__Try it__:
Once you have read the listing below, output it again exactly.

__Information__:

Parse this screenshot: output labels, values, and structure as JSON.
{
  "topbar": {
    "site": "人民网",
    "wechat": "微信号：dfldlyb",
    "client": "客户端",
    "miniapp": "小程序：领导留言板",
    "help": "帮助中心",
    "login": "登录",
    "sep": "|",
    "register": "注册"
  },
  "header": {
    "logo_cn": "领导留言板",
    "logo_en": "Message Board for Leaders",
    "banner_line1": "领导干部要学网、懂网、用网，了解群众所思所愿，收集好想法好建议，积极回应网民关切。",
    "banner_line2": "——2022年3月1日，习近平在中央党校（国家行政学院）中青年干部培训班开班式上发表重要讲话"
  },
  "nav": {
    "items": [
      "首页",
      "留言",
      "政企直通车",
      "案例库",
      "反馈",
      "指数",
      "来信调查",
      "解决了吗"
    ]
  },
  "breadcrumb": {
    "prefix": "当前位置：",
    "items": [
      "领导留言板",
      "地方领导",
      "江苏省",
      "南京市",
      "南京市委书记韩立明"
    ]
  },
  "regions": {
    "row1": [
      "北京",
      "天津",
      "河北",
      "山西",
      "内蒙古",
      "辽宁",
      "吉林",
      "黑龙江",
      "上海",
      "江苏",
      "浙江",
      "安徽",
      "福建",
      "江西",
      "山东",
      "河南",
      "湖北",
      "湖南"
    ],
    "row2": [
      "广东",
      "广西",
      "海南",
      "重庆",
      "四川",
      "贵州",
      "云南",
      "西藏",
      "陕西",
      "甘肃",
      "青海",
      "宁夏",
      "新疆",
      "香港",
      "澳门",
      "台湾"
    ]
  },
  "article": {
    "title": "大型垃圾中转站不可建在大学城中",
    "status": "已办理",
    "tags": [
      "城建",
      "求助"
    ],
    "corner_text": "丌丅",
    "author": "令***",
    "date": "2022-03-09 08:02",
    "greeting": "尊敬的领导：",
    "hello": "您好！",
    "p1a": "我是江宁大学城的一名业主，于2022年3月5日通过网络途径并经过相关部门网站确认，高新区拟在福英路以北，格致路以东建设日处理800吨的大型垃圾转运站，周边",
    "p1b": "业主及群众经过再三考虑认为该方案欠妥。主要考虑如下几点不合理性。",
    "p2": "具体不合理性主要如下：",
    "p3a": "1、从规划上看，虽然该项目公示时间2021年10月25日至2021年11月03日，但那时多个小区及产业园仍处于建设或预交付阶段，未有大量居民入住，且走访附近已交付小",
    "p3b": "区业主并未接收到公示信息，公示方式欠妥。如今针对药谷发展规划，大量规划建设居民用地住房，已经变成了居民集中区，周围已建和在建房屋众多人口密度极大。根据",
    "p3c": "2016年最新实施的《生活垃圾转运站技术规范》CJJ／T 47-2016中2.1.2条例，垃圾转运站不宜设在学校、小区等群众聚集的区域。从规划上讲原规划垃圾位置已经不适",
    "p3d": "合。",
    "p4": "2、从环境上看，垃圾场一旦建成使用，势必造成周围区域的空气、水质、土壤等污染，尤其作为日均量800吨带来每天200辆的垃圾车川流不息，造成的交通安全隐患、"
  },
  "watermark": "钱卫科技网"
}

__Finished exercise__:
Parse this screenshot: output labels, values, and structure as JSON.
{
  "topbar": {
    "site": "人民网",
    "wechat": "微信号：dfldlyb",
    "client": "客户端",
    "miniapp": "小程序：领导留言板",
    "help": "帮助中心",
    "login": "登录",
    "sep": "|",
    "register": "注册"
  },
  "header": {
    "logo_cn": "领导留言板",
    "logo_en": "Message Board for Leaders",
    "banner_line1": "领导干部要学网、懂网、用网，了解群众所思所愿，收集好想法好建议，积极回应网民关切。",
    "banner_line2": "——2022年3月1日，习近平在中央党校（国家行政学院）中青年干部培训班开班式上发表重要讲话"
  },
  "nav": {
    "items": [
      "首页",
      "留言",
      "政企直通车",
      "案例库",
      "反馈",
      "指数",
      "来信调查",
      "解决了吗"
    ]
  },
  "breadcrumb": {
    "prefix": "当前位置：",
    "items": [
      "领导留言板",
      "地方领导",
      "江苏省",
      "南京市",
      "南京市委书记韩立明"
    ]
  },
  "regions": {
    "row1": [
      "北京",
      "天津",
      "河北",
      "山西",
      "内蒙古",
      "辽宁",
      "吉林",
      "黑龙江",
      "上海",
      "江苏",
      "浙江",
      "安徽",
      "福建",
      "江西",
      "山东",
      "河南",
      "湖北",
      "湖南"
    ],
    "row2": [
      "广东",
      "广西",
      "海南",
      "重庆",
      "四川",
      "贵州",
      "云南",
      "西藏",
      "陕西",
      "甘肃",
      "青海",
      "宁夏",
      "新疆",
      "香港",
      "澳门",
      "台湾"
    ]
  },
  "article": {
    "title": "大型垃圾中转站不可建在大学城中",
    "status": "已办理",
    "tags": [
      "城建",
      "求助"
    ],
    "corner_text": "丌丅",
    "author": "令***",
    "date": "2022-03-09 08:02",
    "greeting": "尊敬的领导：",
    "hello": "您好！",
    "p1a": "我是江宁大学城的一名业主，于2022年3月5日通过网络途径并经过相关部门网站确认，高新区拟在福英路以北，格致路以东建设日处理800吨的大型垃圾转运站，周边",
    "p1b": "业主及群众经过再三考虑认为该方案欠妥。主要考虑如下几点不合理性。",
    "p2": "具体不合理性主要如下：",
    "p3a": "1、从规划上看，虽然该项目公示时间2021年10月25日至2021年11月03日，但那时多个小区及产业园仍处于建设或预交付阶段，未有大量居民入住，且走访附近已交付小",
    "p3b": "区业主并未接收到公示信息，公示方式欠妥。如今针对药谷发展规划，大量规划建设居民用地住房，已经变成了居民集中区，周围已建和在建房屋众多人口密度极大。根据",
    "p3c": "2016年最新实施的《生活垃圾转运站技术规范》CJJ／T 47-2016中2.1.2条例，垃圾转运站不宜设在学校、小区等群众聚集的区域。从规划上讲原规划垃圾位置已经不适",
    "p3d": "合。",
    "p4": "2、从环境上看，垃圾场一旦建成使用，势必造成周围区域的空气、水质、土壤等污染，尤其作为日均量800吨带来每天200辆的垃圾车川流不息，造成的交通安全隐患、"
  },
  "watermark": "钱卫科技网"
}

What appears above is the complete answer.